■ **Exercise brief**: The response must contain each line of the material that holds "Montly".

Input for this task Start Marker

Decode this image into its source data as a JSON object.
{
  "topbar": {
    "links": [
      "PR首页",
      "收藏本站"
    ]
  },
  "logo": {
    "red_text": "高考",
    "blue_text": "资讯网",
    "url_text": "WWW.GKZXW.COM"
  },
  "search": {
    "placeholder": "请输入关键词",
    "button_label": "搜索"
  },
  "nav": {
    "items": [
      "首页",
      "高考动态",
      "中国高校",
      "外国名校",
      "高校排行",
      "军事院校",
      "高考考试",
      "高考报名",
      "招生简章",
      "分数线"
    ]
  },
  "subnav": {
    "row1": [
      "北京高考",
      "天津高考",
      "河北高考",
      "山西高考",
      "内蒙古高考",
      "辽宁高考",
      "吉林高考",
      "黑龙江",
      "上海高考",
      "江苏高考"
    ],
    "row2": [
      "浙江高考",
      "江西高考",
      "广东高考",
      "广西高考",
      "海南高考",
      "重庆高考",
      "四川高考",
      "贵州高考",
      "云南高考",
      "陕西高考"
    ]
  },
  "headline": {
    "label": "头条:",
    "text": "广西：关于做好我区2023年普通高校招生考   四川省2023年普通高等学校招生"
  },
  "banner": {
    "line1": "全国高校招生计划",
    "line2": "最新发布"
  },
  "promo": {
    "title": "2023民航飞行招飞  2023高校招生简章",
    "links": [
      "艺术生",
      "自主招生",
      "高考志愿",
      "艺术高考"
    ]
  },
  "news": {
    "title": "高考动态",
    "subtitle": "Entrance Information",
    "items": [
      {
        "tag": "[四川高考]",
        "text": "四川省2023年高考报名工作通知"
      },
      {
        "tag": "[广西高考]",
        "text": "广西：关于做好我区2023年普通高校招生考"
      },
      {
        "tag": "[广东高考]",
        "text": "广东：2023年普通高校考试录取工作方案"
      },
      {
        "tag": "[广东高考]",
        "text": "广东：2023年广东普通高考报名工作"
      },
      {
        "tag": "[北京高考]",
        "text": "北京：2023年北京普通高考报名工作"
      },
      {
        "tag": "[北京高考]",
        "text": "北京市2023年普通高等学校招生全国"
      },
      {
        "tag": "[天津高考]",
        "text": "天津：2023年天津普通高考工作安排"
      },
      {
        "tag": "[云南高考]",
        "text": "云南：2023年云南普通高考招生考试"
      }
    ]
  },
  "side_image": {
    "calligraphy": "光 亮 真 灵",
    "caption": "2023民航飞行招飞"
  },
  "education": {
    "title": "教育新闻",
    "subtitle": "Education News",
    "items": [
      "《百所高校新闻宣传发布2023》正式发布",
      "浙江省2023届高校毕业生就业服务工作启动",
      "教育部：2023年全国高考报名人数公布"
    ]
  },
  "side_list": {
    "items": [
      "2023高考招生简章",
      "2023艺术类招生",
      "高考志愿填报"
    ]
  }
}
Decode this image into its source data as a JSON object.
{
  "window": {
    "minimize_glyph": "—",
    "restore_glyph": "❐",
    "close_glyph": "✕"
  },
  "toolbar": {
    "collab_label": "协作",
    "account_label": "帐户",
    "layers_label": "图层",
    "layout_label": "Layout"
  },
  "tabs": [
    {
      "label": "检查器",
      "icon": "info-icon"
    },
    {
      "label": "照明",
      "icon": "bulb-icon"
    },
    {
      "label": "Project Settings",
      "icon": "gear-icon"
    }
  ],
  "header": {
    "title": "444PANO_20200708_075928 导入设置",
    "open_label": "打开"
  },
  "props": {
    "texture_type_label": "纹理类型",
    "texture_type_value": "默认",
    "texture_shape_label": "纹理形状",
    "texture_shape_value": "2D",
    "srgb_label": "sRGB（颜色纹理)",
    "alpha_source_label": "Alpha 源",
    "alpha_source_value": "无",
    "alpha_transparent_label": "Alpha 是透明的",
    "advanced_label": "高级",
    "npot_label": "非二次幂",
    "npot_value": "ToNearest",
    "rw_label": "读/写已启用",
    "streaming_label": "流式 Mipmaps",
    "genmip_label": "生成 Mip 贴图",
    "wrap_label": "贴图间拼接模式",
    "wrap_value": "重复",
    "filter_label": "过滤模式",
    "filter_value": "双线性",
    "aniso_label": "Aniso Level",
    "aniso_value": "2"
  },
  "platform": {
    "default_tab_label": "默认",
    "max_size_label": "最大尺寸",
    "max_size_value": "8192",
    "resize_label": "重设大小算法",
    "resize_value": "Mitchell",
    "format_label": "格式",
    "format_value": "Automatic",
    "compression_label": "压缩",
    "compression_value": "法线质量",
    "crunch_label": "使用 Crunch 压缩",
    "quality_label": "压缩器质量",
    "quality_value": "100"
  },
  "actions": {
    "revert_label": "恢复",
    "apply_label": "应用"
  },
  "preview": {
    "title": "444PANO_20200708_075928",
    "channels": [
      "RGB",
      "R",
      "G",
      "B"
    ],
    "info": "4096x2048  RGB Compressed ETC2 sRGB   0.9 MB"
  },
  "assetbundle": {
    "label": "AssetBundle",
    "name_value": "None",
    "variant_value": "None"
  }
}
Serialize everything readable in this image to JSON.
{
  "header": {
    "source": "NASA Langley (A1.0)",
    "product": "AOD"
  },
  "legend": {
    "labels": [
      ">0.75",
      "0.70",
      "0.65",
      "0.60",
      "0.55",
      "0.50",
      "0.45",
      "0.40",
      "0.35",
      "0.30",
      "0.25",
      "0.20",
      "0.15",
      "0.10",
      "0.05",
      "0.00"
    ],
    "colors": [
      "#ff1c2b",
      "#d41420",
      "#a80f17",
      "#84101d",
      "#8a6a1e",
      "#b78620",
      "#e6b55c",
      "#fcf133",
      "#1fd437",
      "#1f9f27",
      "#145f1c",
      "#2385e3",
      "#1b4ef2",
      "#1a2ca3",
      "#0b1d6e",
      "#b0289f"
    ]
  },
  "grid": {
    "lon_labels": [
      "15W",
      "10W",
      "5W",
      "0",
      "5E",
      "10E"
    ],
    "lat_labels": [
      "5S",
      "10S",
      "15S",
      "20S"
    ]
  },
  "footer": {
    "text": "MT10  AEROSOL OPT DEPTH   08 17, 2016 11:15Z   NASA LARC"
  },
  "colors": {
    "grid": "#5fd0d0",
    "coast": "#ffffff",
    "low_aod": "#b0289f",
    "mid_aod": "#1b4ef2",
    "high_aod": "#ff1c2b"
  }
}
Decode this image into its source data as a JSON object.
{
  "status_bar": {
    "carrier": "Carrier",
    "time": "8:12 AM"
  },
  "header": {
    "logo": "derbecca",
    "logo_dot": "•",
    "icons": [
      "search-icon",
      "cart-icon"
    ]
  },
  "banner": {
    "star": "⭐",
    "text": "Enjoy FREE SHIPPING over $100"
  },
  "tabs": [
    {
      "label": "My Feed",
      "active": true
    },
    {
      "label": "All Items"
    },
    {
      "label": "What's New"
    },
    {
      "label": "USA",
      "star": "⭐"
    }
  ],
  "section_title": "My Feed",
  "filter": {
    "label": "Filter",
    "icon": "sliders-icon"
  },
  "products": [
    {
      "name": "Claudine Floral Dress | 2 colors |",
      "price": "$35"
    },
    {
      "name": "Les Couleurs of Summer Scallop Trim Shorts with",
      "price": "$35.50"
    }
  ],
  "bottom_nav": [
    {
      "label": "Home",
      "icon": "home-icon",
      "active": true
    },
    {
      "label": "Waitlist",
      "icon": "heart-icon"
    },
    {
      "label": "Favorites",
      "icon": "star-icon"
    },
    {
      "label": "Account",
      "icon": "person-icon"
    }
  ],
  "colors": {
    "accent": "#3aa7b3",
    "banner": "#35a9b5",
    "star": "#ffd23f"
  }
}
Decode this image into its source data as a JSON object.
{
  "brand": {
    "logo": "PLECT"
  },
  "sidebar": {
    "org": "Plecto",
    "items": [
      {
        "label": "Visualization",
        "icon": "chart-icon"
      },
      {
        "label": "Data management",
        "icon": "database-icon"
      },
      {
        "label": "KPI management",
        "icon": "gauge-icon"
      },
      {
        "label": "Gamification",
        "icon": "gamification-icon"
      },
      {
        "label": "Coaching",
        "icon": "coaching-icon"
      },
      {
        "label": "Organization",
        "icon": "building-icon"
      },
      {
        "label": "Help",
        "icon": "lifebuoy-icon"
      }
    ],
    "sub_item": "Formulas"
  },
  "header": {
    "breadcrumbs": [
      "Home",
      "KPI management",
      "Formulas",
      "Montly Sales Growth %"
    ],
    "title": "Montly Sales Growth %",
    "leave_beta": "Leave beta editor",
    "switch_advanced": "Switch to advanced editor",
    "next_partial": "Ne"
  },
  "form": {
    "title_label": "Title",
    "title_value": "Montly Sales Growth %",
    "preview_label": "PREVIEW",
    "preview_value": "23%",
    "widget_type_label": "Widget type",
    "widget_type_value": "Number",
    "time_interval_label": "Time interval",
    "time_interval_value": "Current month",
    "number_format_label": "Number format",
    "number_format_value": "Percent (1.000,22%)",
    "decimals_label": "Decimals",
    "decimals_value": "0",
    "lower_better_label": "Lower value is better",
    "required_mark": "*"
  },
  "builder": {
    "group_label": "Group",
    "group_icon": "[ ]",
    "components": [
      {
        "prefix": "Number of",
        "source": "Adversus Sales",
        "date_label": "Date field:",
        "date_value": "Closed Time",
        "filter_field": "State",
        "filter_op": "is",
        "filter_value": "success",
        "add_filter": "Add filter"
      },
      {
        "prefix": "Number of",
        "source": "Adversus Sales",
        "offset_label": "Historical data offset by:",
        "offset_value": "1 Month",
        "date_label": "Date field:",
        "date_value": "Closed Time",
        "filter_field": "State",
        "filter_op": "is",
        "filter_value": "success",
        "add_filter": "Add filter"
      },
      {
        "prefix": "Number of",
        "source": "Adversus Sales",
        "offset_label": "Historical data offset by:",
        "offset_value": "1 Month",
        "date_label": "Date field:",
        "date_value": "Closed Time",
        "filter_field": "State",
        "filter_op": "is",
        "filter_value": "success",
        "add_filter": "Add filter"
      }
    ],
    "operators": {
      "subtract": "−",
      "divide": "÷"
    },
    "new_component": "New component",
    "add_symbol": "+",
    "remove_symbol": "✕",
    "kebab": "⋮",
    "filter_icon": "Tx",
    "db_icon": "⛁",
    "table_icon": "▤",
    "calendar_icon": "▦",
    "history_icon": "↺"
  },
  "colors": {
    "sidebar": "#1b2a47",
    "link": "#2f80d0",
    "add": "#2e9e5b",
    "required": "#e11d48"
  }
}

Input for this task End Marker

■ **Solution to this exercise**:
      "Montly Sales Growth %"
    "title": "Montly Sales Growth %",
    "title_value": "Montly Sales Growth %",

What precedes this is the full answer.